Republican gubernatorial candidate brings his roadshow to Atascadero
July 11, 2013
By JOSH FRIEDMAN
Most observers of California politics expect Governor Jerry Brown to remain in office for yet another term. Republican Assemblyman Tim Donnelly does not.
Though Donnelly is most known for bringing a loaded gun into an airport and for founding the California version of the border-guarding Minuteman Party, the assemblyman from San Bernardino County is running for governor and planning on unseating Brown.
“I am not in this to make a statement,” Donnelly said Wednesday night in rural Atascadero. “I am in this to win it.”
Donnelly does not shy away from making statements, though. He is currently traveling the state in a truck with 345,000 miles on it, campaigning for the governorship, but also calling for the abolishment of the IRS and TSA and warning people about another alphabet soup government agency that is snatching babies.
The second term assemblyman from the San Bernardino Mountains alluded to an incident in April in which Child Protective Services took custody of an infant following the parents’ request for a second opinion on a surgery that a doctor wanted to perform.
“The government has decided that it is going to make the decision on your health care, so if you’re wondering about the implementation of Obamacare, this is a glimpse,” Donnelly said.
When given the microphone Wednesday evening, Donnelly shed his jacket and tie and addressed the audience in his cowboy hat.
“The way we’re going to get back to being a free people is when our candidates are wearing out boots, not wearing out golf clubs,” Donnelly said.
Donnelly’s core message is that Californians have too much government and too little freedom. The assemblyman says the country, and California particularly, must return to abiding by the U.S. Constitution.
One section of the Constitution on which Donnelly focuses is the Second Amendment.
“It aint about whether you like a particular type of gun,” Donnelly said. “It’s about whether you like freedom.

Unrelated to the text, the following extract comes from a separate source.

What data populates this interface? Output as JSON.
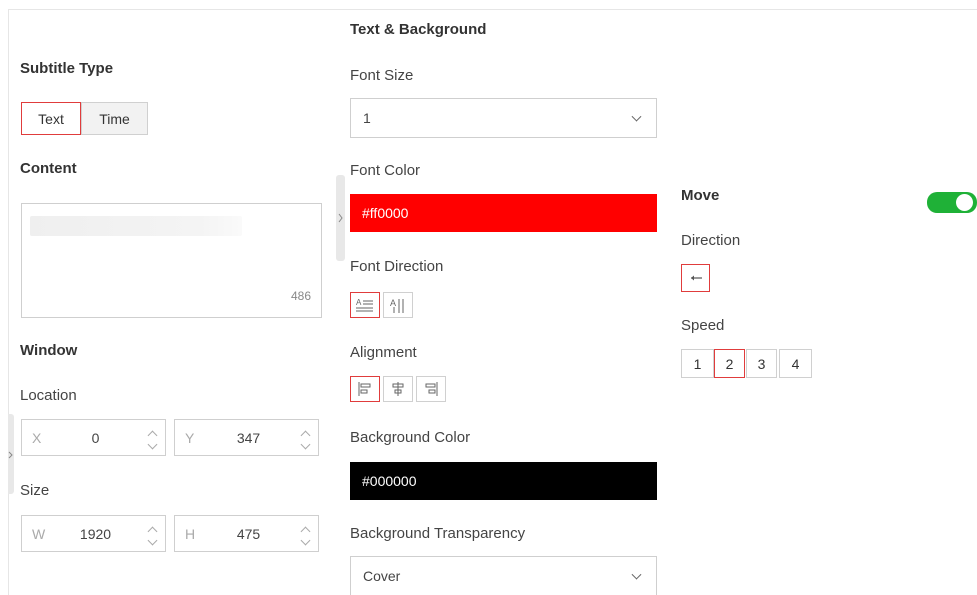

That’s what the Second Amendment is about.”
Donnelly opposed several gun control measure passed recently by the legislature, in particular one that limits the number of legal rounds in a magazine to 10. In explaining his opposition to magazine size limits, Donnelly citied an incident in February when rogue former Los Angles police officer Christopher Dorner was on the loose near his home. The assemblyman said he was in Sacramento at the time and only his son was inside the house.
“I didn’t tell him you only take 10 rounds with you. If we got a 30 round clip, I want you to use it,” Donnelly said. “If someone comes breaking through that door and trying to pound it down, shoot him and don’t stop shooting until you run out of bullets.”
In addition to arguing for a robust Second Amendment, Donnelly says he stands firmly for civil liberties.
The assemblyman recently authored a bill, known as the California Liberty Preservation Act, which would prohibit state and local officials from assisting the U.S. military in indefinitely detaining American citizens under the 2012 National Defense Authorization Act. The bill passed the assembly in May and advanced out of the Senate Public Safety Committee in June.
For his defense of civil liberties, Donnelly has won some supporters with whom he disagrees on most issues. The American Civil Liberties Union has endorsed Donnelly’s Liberty Preservation Act and Democratic actor Rob Schneider spoke alongside Donnelly at a medical freedom rally last year.
Following the CPS incident in April, Donnelly called for an audit of CPS agencies. A Democratic assemblyman joined his call for the audit, and last month, the Joint Legislative Audit Committee voted unanimously to audit the CPS in three California counties.
However, Donnelly acknowledges that most people still know him as the “assemblyman who carried his 45 into the airport.” He says he expects little campaign support from the Sacramento press corps, which he says behaved like a group of piranhas when he first publicly discussed his mishap at the airport.
Donnelly said he should have followed the law and not brought his gun, albeit by accident, into the airport. But, he still used the situation as an opportunity to take on the TSA. Donnelly described the TSA as “security theater” and said airlines should have the responsibility for screening their passengers.
In pursuit of the governor’s mansion, Donnelly said he is sticking to what has worked in his only two elections: guerrilla, grass roots campaigning. The San Bernardino County assemblyman prides himself on knocking on doors and even bragged that he won a few votes en route to Atascadero.
“I was just at a gas station in Arroyo Grande, and there was a line for the bathroom,” Donnelly said. “I didn’t want to waste any time, so I won three votes while I was waiting in line for the bathroom. That’s what I call guerrilla, grass roots.”
Donnelly says he is also harnessing the power of social media. He offered to personally “friend” anyone on Facebook who “likes” his campaign page.
Currently, Donnelly’s only Republican challenger is former lieutenant governor and Central Coast legislator Abel Maldonado. The crowd booed Wednesday when Donnelly referenced Maldonado.